Back to the basics: A photo essay
Wilderness survival students prepare for six weeks on the Yellowstone
It may have been a cold and blustery spring day in Cardwell, but the students at Green University were seemingly unaffected by the persistent April chills. The class of eight was busy going about their studies and day to day activities – washing and scraping hides, making buckskin clothing, building shelters, and having lunch in the school’s woodsmoke-infused yurt kitchen.
Madisonian readers may be familiar with Green University founder Thomas J. Elpel. The outdoor enthusiast kept us in the loop in 2019 as he traveled for five months along the Missouri River, sending regular updates that were published in the paper. His book, Five Months on the Missouri River Paddling a Dugout Canoe, has garnered three awards including the one Elpel’s most excited about, the Writer’s Digest First Place Award for Non-Fiction.
With that lengthy adventure under his belt, Elpel is now looking forward to taking another dugout down the Yellowstone River this July, August and September. His students will accompany him on that adventure outfitted with stone age garb and gear. But before they’re ready for the ultimate culmination of their lessons which began in September, they’ve got some time to hone in their primitive wilderness survival skills.

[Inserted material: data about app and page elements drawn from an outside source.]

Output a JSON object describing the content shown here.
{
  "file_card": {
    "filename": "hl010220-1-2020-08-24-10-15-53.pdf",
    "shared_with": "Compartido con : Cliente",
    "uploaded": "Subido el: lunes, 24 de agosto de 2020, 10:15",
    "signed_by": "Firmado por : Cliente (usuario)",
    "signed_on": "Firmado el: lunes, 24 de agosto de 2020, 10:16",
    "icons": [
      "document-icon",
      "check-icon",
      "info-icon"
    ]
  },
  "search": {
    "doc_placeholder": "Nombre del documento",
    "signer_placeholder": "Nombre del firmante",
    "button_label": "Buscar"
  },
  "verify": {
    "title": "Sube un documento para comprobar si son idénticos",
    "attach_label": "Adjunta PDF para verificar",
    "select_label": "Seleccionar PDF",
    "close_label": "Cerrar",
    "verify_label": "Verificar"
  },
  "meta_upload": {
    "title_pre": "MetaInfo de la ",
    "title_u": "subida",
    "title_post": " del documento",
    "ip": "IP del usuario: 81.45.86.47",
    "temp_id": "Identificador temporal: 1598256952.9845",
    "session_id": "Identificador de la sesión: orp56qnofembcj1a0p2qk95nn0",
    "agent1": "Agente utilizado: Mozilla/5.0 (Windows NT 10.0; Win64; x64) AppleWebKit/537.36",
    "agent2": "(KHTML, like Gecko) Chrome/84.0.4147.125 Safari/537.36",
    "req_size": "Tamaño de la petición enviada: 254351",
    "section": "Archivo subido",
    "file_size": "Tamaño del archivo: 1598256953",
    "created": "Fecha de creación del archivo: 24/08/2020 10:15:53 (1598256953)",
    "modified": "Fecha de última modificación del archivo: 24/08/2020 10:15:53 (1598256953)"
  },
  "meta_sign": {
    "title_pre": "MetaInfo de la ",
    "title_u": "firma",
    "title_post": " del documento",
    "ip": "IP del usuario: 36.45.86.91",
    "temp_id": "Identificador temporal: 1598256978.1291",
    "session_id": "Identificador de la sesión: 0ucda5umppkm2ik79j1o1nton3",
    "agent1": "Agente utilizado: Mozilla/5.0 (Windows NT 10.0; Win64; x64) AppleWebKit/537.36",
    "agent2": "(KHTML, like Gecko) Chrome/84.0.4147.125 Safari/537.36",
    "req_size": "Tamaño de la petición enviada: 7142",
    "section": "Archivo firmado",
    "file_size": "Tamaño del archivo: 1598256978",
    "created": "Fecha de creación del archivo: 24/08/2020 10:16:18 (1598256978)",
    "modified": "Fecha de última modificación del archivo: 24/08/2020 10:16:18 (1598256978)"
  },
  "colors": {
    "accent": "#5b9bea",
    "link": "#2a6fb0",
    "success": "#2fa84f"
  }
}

The students live on property, residing at River Camp in unique accommodations including yurts, Earth shelters, wickiups. They eat lots of wild game, which is often donated to them by hunters or even via roadkill that’s still fit for consumption. Over the course of a year at the school they learn about bow hunting, basket weaving and other primitive survival skills.
For more information on the university, as well as other classes offered by Elpel, visit http://www.greenuniversity.com/.